Just food for thought!

By: rjchicago Wed, 14 Mar 2012 19:27:53 +0000 Felix:
Please see my post in Architect Mag online.
Being an architect I am just amazed there were no practical solutions to the myasmatic real estate industry of today.
This is a multivariate problem with NO utopian solutions. And I remain saddened that my bretheren in architecture would publish such utter non-sense. Sheesh!!!

By: BrooksScarpa Wed, 14 Mar 2012 17:45:33 +0000 Over 20 years ago Angela Brooks was looking at this condition in a proposal in Southern California. The proposal was titled “Post Suburbia” and won a PA Award in 1992. Her proposal looks at how to add density to the tracts of single family homes by allowing new zoning and modest expansion of Single family homes to allow more dwelling units. You can see more of the proposal just posted on the Brooks + Scarpa Facebook page at: arpa-Architects/131136066935667

By: GRRR Wed, 14 Mar 2012 12:40:47 +0000 I don’t know how you can say that the housing crisis was mostly a suburban thing. In downtown Portland all of the condo projects that were completed between 2007 and 2009 were subsequently turned into apartments or turned over to banks. Unsold units in bank possession were auctioned off or otherwise sold at a 40% discount. This reversed the trend of the prior decade of apartment buildings being converted into condos. Look around and the cranes are building new apartment buildings, not condos.

To the point of suburban architectural solutions to making housing affordable. You know that museum-curated shows are always ‘think big or don’t come’. When was the last time you saw a curated show present pragmatic proposals that could be installed in real life, the next day?

Real life solutions are already being played out in the burbs of Portland, and undoubtedly in hundreds of other burbs in the nation.

Orenco Station is supposed to be a New Urbanism project, although its growth has been driven by the big-box strip mall (a blend between the traditional strip mall and the single lot big box store).

A twist on Jane Jacobs romanticism connected to mass transit rail is discerned from stop after stop along the TriMet MAX, with tracts of townhomes and pocket parks within 1000′ of a MAX stop.

Not two weeks ago, the Portland Home Show unveiled the IKEA House. A collaboration between IKEA and a local company – Ideabox – that designs and builds prefab structures. It turns out, the solution to making housing affordable is to downsize the McMansion and make it practical inside.

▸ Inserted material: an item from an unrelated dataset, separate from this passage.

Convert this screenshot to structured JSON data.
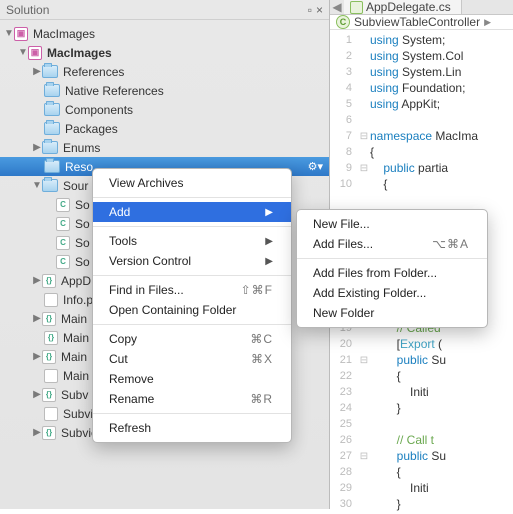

In any case, the solution is either to expand suburbia outward or increase density — move out or move up.